Results:

The SEP and SEM running drills elicited greater (P < .05) heart-rate responses, blood lactate concentrations, and RPE than the respective SSGs (ES 1.1–1.4 and 1.0–3.2). Players covered less (P < .01) total distance and high-intensity distance in the SEP and SEM SSGs than in the respective running drills (ES 6.0–22.1 and 3.0–18.4). Greater distances (P < .01) were covered in high to maximum acceleration/deceleration bands during the SEP and SEM SSGs than the respective running drills (ES 2.6–4.6 and 2.3–4.8). The SEP SSG and generic running protocols produced greater (P < .05) blood lactate concentrations than the respective SEM protocols (ES 1.2–1.7). Small to moderate test–retest variability was observed for heart-rate response (CV 0.9–1.9%), RPE (CV 2.9–5.7%), and blood lactate concentration (CV 9.9–14.4%); moderate to large test–retest variability was observed for high-intensity-running parameters (CV > 11.3%) and the majority of accelerations/deceleration distances (CV > 9.8%) for each drill.

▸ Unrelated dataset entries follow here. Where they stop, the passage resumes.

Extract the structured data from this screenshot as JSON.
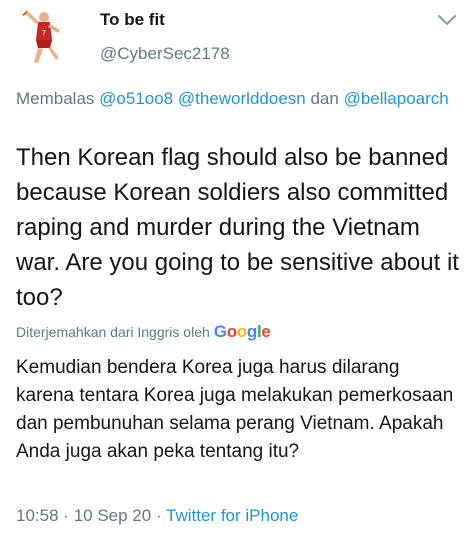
{
  "user": {
    "display_name": "To be fit",
    "handle": "@CyberSec2178"
  },
  "reply_context": {
    "prefix": "Membalas",
    "mention_1": "@o51oo8",
    "mention_2": "@theworlddoesn",
    "conjunction": "dan",
    "mention_3": "@bellapoarch"
  },
  "tweet": {
    "text": "Then Korean flag should also be banned because Korean soldiers also committed raping and murder during the Vietnam war. Are you going to be sensitive about it too?"
  },
  "translation": {
    "label": "Diterjemahkan dari Inggris oleh",
    "provider": "Google",
    "text": "Kemudian bendera Korea juga harus dilarang karena tentara Korea juga melakukan pemerkosaan dan pembunuhan selama perang Vietnam. Apakah Anda juga akan peka tentang itu?"
  },
  "meta": {
    "time": "10:58",
    "separator": "·",
    "date": "10 Sep 20",
    "source": "Twitter for iPhone"
  },
  "icons": {
    "avatar": "basketball-player-avatar",
    "menu": "chevron-down-icon"
  },
  "colors": {
    "text": "#14171a",
    "secondary": "#657786",
    "link": "#1b95e0"
  }
}
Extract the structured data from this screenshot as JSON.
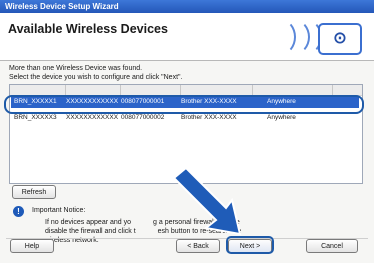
{
  "window": {
    "title": "Wireless Device Setup Wizard"
  },
  "header": {
    "title": "Available Wireless Devices"
  },
  "instructions": {
    "line1": "More than one Wireless Device was found.",
    "line2": "Select the device you wish to configure and click \"Next\"."
  },
  "devices": [
    {
      "name": "BRN_XXXXX1",
      "ip": "XXXXXXXXXXXX",
      "mac": "008077000001",
      "model": "Brother XXX-XXXX",
      "location": "Anywhere",
      "selected": true
    },
    {
      "name": "BRN_XXXXX3",
      "ip": "XXXXXXXXXXXX",
      "mac": "008077000002",
      "model": "Brother XXX-XXXX",
      "location": "Anywhere",
      "selected": false
    }
  ],
  "buttons": {
    "refresh": "Refresh",
    "help": "Help",
    "back": "< Back",
    "next": "Next >",
    "cancel": "Cancel"
  },
  "notice": {
    "title": "Important Notice:",
    "line1": "If no devices appear and yo",
    "line1b": "g a personal firewall, please",
    "line2": "disable the firewall and click t",
    "line2b": "esh button to re-search the",
    "line3": "wireless network."
  },
  "colors": {
    "accent": "#1e5aa8",
    "selection": "#2b63c9",
    "titlebar": "#2f63c8"
  }
}
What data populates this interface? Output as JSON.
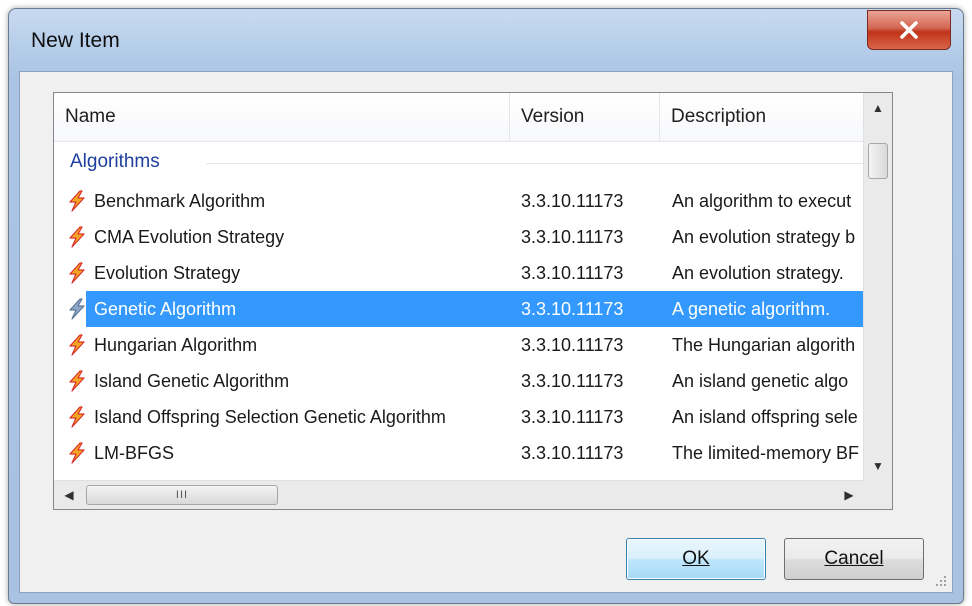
{
  "window": {
    "title": "New Item",
    "close_glyph": "X"
  },
  "list": {
    "columns": [
      "Name",
      "Version",
      "Description"
    ],
    "group": "Algorithms",
    "rows": [
      {
        "name": "Benchmark Algorithm",
        "version": "3.3.10.11173",
        "description": "An algorithm to execut",
        "selected": false
      },
      {
        "name": "CMA Evolution Strategy",
        "version": "3.3.10.11173",
        "description": "An evolution strategy b",
        "selected": false
      },
      {
        "name": "Evolution Strategy",
        "version": "3.3.10.11173",
        "description": "An evolution strategy.",
        "selected": false
      },
      {
        "name": "Genetic Algorithm",
        "version": "3.3.10.11173",
        "description": "A genetic algorithm.",
        "selected": true
      },
      {
        "name": "Hungarian Algorithm",
        "version": "3.3.10.11173",
        "description": "The Hungarian algorith",
        "selected": false
      },
      {
        "name": "Island Genetic Algorithm",
        "version": "3.3.10.11173",
        "description": "An island genetic algo",
        "selected": false
      },
      {
        "name": "Island Offspring Selection Genetic Algorithm",
        "version": "3.3.10.11173",
        "description": "An island offspring sele",
        "selected": false
      },
      {
        "name": "LM-BFGS",
        "version": "3.3.10.11173",
        "description": "The limited-memory BF",
        "selected": false
      }
    ],
    "hscroll_thumb_grip": "III"
  },
  "buttons": {
    "ok_label": "OK",
    "cancel_label": "Cancel"
  },
  "icons": {
    "row_icon": "lightning-bolt-icon"
  },
  "colors": {
    "selection": "#3399ff",
    "group_text": "#1e3fa0",
    "icon_orange": "#f5a623",
    "icon_red": "#d9302a"
  }
}
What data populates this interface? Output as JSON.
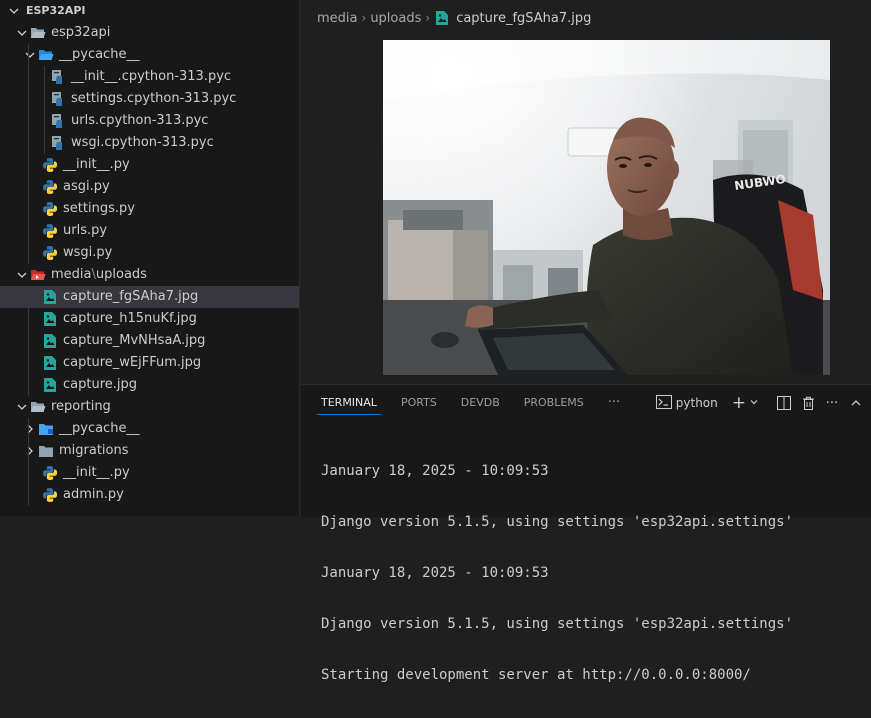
{
  "explorer": {
    "root": "ESP32API",
    "items": [
      {
        "label": "esp32api",
        "icon": "folder-open-icon"
      },
      {
        "label": "__pycache__",
        "icon": "folder-cache-open-icon"
      },
      {
        "label": "__init__.cpython-313.pyc",
        "icon": "python-compiled-file-icon"
      },
      {
        "label": "settings.cpython-313.pyc",
        "icon": "python-compiled-file-icon"
      },
      {
        "label": "urls.cpython-313.pyc",
        "icon": "python-compiled-file-icon"
      },
      {
        "label": "wsgi.cpython-313.pyc",
        "icon": "python-compiled-file-icon"
      },
      {
        "label": "__init__.py",
        "icon": "python-file-icon"
      },
      {
        "label": "asgi.py",
        "icon": "python-file-icon"
      },
      {
        "label": "settings.py",
        "icon": "python-file-icon"
      },
      {
        "label": "urls.py",
        "icon": "python-file-icon"
      },
      {
        "label": "wsgi.py",
        "icon": "python-file-icon"
      },
      {
        "label_a": "media",
        "label_sep": "\\",
        "label_b": "uploads",
        "icon": "folder-media-open-icon"
      },
      {
        "label": "capture_fgSAha7.jpg",
        "icon": "image-file-icon"
      },
      {
        "label": "capture_h15nuKf.jpg",
        "icon": "image-file-icon"
      },
      {
        "label": "capture_MvNHsaA.jpg",
        "icon": "image-file-icon"
      },
      {
        "label": "capture_wEjFFum.jpg",
        "icon": "image-file-icon"
      },
      {
        "label": "capture.jpg",
        "icon": "image-file-icon"
      },
      {
        "label": "reporting",
        "icon": "folder-open-icon"
      },
      {
        "label": "__pycache__",
        "icon": "folder-cache-icon"
      },
      {
        "label": "migrations",
        "icon": "folder-icon"
      },
      {
        "label": "__init__.py",
        "icon": "python-file-icon"
      },
      {
        "label": "admin.py",
        "icon": "python-file-icon"
      }
    ]
  },
  "breadcrumb": {
    "parts": [
      "media",
      "uploads"
    ],
    "file": "capture_fgSAha7.jpg"
  },
  "image_viewer": {
    "overlay_text": "NUBWO"
  },
  "panel": {
    "tabs": [
      "TERMINAL",
      "PORTS",
      "DEVDB",
      "PROBLEMS"
    ],
    "more": "···",
    "shell_name": "python",
    "add": "+"
  },
  "terminal": {
    "lines": [
      "January 18, 2025 - 10:09:53",
      "Django version 5.1.5, using settings 'esp32api.settings'",
      "January 18, 2025 - 10:09:53",
      "Django version 5.1.5, using settings 'esp32api.settings'",
      "Starting development server at http://0.0.0.0:8000/"
    ]
  },
  "colors": {
    "python_blue": "#3572a5",
    "python_yellow": "#ffd43b",
    "image_teal": "#26a69a",
    "folder_blue": "#42a5f5",
    "folder_media_red": "#ef5350",
    "selection": "#37373d",
    "accent": "#0078d4"
  }
}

Conclusions:

The data demonstrate the potential to tax the anaerobic energy system to different extents using speed-endurance SSGs and that SSGs elicit greater acceleration/deceleration load than generic running drills.